“My position is that the Supreme Court is wrong with Roe v. Wade,” Nisly said, “and they don’t have jurisdiction in this manner. This is the state of Indiana asserting the powers that are given to them, specifically in the 9th and 10th Amendments of the U.S. Constitution.”
The IndyStar reports that, "Conservative activists emboldened by President-elect Donald Trump's decisive victory in Indiana are already rallying behind the measure."
Republicans have also seized on the reaction to Trump's election to push their regressive laws.
Washington state Republican Senator Doug Ericksen announced Wednesday plans to introduce a bill that would allow authorities to charge protesters with committing "economic terrorism," following a round of rowdy anti-Trump protests in Seattle and Portland, Oregon. The Republican state lawmaker's legislation would lead to stricter penalties for those involved with or participating in illegal protests. If approved, it would allow felony prosecution of those who break the law in an attempt to coerce private citizens or the government by obstructing economic activity. Such a proposal would mean violators could face five years in prison, a $10,000 fine or both.
“We are not just going after the people who commit these acts of terrorism,” Ericksen, an outspoken supporter of Trump, said in a press release Wednesday. “We are going after the people who fund them. Wealthy donors should not feel safe in disrupting middle-class jobs.”
Accomplices could be required to pay restitution up to three times the amount of the damage caused, if the bill passes.

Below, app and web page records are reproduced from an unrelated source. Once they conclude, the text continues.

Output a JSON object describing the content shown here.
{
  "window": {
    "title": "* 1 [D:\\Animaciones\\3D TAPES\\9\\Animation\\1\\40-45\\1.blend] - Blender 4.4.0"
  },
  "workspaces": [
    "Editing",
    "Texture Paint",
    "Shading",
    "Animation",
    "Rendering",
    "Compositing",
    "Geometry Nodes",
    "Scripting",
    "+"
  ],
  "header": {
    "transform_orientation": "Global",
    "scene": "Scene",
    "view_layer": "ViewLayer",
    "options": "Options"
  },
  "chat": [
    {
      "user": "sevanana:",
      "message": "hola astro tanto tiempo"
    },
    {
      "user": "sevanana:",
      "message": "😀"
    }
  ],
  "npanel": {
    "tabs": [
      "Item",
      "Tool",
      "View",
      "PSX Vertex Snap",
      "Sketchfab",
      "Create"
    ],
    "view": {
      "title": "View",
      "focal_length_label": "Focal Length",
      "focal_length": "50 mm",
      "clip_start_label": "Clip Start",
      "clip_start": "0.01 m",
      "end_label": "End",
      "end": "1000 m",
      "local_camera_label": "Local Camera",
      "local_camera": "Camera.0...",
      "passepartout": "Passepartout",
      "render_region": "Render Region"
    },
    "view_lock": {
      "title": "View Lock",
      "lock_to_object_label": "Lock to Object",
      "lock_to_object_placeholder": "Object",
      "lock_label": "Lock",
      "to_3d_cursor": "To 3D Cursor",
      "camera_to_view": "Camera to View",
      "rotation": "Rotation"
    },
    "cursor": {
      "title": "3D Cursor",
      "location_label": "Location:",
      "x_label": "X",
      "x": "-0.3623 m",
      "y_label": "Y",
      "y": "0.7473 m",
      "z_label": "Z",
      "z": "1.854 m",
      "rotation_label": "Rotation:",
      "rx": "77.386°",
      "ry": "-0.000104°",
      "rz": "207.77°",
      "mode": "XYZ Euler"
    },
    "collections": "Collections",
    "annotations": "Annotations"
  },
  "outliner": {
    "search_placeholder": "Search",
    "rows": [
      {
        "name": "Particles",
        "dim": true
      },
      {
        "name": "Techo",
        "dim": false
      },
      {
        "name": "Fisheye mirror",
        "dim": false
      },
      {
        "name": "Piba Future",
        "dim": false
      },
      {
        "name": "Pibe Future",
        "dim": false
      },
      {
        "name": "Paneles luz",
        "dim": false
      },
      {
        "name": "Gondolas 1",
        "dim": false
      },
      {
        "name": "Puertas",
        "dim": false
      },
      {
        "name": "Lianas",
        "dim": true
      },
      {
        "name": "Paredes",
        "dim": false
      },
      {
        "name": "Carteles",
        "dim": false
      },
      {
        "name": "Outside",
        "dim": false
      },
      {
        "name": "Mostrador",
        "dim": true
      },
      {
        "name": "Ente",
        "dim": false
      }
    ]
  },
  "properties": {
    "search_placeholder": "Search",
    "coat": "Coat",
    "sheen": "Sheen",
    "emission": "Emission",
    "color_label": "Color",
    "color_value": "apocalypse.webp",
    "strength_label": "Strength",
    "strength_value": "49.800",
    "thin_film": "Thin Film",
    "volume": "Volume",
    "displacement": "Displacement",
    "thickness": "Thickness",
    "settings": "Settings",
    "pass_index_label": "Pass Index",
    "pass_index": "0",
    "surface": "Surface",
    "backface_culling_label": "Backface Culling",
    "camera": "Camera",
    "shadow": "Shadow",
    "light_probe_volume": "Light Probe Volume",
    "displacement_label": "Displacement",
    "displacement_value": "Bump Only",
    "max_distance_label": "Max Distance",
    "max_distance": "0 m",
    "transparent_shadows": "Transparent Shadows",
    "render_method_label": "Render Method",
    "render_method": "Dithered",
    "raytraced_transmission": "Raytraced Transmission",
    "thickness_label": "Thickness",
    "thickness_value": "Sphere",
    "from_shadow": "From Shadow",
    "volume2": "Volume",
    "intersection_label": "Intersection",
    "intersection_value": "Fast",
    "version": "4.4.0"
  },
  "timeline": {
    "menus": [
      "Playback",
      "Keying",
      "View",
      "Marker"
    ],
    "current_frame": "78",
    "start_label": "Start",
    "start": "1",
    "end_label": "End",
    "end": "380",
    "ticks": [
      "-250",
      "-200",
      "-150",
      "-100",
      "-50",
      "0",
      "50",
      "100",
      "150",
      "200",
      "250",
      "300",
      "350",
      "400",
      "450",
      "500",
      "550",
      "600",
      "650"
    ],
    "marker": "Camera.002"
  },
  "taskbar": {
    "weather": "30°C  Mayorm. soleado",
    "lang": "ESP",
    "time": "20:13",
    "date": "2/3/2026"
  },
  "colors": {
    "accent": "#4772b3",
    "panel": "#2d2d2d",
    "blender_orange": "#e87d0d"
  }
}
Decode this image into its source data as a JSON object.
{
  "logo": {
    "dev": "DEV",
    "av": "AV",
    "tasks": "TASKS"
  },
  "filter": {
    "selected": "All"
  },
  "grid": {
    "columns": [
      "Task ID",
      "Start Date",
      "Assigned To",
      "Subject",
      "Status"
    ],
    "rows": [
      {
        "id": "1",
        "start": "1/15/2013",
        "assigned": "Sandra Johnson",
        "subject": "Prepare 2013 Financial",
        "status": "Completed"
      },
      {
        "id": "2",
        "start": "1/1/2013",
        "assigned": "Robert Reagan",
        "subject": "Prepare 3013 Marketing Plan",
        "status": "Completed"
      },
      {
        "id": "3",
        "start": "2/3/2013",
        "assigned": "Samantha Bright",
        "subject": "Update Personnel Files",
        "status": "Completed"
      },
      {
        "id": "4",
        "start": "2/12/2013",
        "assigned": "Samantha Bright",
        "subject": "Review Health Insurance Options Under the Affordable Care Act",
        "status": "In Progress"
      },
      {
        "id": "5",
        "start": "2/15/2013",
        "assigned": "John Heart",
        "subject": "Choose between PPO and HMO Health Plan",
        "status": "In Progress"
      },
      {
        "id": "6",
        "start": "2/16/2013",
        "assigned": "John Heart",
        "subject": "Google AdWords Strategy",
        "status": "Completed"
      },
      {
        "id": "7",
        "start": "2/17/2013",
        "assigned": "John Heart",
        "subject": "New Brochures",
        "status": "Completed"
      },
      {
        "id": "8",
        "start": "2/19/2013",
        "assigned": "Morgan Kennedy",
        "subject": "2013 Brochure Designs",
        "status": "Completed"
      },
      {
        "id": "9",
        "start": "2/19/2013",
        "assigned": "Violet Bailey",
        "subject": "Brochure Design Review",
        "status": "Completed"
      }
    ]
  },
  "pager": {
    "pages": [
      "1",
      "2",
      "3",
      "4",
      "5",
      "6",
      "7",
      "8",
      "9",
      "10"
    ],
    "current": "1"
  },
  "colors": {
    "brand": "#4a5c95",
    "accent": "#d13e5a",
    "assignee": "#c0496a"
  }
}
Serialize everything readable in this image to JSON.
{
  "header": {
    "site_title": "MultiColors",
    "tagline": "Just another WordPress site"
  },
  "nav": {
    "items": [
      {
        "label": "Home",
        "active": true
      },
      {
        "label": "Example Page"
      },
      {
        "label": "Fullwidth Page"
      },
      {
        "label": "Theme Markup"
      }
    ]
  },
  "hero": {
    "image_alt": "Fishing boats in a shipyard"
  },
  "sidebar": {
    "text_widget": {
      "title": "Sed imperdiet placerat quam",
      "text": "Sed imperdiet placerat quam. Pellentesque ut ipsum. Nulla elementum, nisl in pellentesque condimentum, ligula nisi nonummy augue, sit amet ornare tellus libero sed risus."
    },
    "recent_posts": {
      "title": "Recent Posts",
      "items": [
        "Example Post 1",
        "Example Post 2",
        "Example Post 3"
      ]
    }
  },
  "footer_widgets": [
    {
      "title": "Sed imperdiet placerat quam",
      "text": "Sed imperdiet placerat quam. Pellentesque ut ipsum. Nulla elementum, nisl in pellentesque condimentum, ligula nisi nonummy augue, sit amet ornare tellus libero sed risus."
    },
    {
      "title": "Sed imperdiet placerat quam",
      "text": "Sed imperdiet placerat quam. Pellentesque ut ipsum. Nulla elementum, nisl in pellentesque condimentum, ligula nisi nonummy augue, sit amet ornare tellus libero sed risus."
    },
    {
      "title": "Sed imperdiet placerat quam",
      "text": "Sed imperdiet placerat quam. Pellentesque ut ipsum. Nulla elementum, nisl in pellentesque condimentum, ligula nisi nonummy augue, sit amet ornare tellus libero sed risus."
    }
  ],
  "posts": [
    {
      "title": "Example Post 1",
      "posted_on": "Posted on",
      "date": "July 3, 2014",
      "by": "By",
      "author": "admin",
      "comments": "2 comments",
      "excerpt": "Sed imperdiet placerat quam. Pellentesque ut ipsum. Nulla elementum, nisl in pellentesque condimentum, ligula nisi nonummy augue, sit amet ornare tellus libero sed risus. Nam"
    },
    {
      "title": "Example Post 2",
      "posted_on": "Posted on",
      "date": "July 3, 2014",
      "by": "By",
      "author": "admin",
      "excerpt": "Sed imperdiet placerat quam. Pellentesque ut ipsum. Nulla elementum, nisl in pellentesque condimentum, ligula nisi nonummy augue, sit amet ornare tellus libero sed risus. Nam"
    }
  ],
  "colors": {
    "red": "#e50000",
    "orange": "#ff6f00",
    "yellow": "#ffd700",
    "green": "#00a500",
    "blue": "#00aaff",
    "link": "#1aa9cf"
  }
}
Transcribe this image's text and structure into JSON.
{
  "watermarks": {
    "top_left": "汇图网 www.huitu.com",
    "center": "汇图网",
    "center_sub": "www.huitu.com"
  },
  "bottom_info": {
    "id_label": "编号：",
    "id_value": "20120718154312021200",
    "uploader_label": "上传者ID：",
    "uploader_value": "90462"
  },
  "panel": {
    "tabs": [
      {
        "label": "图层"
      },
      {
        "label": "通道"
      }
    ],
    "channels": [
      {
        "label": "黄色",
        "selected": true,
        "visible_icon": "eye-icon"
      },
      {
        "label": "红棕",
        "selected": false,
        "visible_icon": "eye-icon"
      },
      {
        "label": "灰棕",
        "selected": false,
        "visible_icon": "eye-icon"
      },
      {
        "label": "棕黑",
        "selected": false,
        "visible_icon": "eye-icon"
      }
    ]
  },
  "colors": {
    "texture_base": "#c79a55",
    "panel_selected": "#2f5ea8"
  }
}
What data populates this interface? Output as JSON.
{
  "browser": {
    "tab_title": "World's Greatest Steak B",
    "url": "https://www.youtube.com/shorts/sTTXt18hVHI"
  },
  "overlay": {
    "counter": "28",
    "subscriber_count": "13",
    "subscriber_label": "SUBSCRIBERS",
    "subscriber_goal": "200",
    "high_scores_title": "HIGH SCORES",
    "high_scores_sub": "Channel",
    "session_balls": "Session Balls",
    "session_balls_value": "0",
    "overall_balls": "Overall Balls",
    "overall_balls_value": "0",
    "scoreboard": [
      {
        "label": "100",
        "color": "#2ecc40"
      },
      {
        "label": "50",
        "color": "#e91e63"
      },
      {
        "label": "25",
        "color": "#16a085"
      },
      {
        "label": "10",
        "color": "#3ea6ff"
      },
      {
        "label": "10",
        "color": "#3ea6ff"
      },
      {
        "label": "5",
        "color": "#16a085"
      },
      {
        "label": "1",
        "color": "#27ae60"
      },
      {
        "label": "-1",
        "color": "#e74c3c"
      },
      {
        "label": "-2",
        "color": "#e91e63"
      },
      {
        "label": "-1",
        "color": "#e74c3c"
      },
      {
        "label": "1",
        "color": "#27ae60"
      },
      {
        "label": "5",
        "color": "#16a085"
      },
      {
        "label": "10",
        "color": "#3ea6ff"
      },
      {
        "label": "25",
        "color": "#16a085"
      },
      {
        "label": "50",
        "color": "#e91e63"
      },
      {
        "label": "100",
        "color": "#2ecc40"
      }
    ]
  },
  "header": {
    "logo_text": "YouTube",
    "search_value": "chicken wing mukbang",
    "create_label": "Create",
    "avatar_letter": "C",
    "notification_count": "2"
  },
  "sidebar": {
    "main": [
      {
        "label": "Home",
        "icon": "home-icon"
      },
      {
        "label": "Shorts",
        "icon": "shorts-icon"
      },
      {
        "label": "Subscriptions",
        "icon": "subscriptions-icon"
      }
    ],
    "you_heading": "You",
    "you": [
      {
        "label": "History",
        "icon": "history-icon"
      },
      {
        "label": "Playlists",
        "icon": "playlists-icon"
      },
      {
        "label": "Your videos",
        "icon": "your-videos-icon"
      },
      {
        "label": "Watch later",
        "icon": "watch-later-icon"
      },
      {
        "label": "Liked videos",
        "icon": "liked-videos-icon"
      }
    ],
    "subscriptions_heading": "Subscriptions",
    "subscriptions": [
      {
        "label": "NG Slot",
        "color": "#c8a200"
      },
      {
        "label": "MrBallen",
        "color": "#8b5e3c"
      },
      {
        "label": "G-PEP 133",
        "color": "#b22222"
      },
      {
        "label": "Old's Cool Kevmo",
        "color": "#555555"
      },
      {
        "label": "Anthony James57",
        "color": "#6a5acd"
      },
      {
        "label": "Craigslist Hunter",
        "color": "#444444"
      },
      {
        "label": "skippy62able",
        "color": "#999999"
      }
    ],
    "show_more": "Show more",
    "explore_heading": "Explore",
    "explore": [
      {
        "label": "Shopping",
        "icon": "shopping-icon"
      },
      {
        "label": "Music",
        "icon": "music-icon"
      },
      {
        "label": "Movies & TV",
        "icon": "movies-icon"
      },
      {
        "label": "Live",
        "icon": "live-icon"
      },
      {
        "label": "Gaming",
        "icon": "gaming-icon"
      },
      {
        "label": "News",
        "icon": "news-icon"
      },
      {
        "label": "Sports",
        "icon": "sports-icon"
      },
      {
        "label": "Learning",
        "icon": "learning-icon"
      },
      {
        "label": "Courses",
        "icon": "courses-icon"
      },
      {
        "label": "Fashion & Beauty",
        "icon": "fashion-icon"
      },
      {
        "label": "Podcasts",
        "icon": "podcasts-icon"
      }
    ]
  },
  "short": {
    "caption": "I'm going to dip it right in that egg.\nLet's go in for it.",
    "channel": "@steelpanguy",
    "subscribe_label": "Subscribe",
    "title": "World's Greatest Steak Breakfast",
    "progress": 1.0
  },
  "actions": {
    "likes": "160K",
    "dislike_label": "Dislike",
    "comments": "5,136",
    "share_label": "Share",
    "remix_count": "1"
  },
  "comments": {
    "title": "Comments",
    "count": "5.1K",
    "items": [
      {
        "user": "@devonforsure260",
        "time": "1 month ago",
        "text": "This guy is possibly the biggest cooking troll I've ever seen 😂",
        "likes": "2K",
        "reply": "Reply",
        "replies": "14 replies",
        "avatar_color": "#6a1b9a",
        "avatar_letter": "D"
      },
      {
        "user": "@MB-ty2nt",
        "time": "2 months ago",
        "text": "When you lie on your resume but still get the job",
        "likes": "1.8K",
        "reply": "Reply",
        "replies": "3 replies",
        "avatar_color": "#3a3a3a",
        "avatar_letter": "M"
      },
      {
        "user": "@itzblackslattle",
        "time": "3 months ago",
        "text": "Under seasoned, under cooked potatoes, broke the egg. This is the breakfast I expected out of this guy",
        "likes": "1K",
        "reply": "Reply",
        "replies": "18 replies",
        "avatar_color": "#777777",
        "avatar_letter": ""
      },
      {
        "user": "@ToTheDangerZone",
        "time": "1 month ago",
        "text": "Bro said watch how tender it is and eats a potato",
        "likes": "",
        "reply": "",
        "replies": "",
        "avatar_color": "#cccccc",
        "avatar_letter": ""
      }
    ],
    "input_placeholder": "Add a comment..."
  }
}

In North Carolina, statewide Republicans up for re-election may have narrowly won with the help of Trump last week, but after voters also tipped the state Supreme Court to a Democratic majority, the Republican-dominated North Carolina General Assembly may propose a bill creating two additional seats in order to maintain domination.
According to a report by North Carolina Policy Watch, Former North Carolina Justice Bob Orr, a Republican, and Common Cause North Carolina Executive Director Bob Phillips have both heard rumblings by members of the General Assembly of an emergency special session called to address Hurricane Matthew during which the two new seats would be established. It is a maneuver allowed by the North Carolina Constitution.
But Phillips argues that the move would be “a statement that says elections don’t really matter because the election last week did change the balance of our state supreme court, and this would flip it in another way back to the majority party.”
Republican Governor Pat McCrory, whose election against Democratic challenger Rory Cooper has still not been called yet, would simply have to sign a Republican-passed bill allowing for two new justices to the bench and then select his appointments to serve unelected until 2018. As North Carolina Policy Watch warns, if Cooper maintains his lead, McCrory’s term expires at the end of the year, creating a deadline for the court-packing move.
Still, there is recent Republican precedent for court-packing across the country. In May, Arizona Governor Doug Ducey appointed two extra justices to the Arizona Supreme Court, expanding its size from five to seven. The same month, Georgia Governor Nathan Deal supported a bill to increase the number of justices on the Georgia Supreme Court from seven to nine.
And speaking of Georgia. A Republican lawmaker in the state was forced to rescind his controversial proposal to include traditional headscarves worn by some Muslim women to an existing law banning hooded KKK robes.
State Rep. Jason Spencer, on his official Facebook page, cited "the visceral reaction" created by the proposed legislation as his reason for withdrawing it.
"While this bill does not contain language that specifically targets any group, I am mindful of the perception that it has created. My objective was to address radical elements that could pose a threat to public safety," wrote Spencer.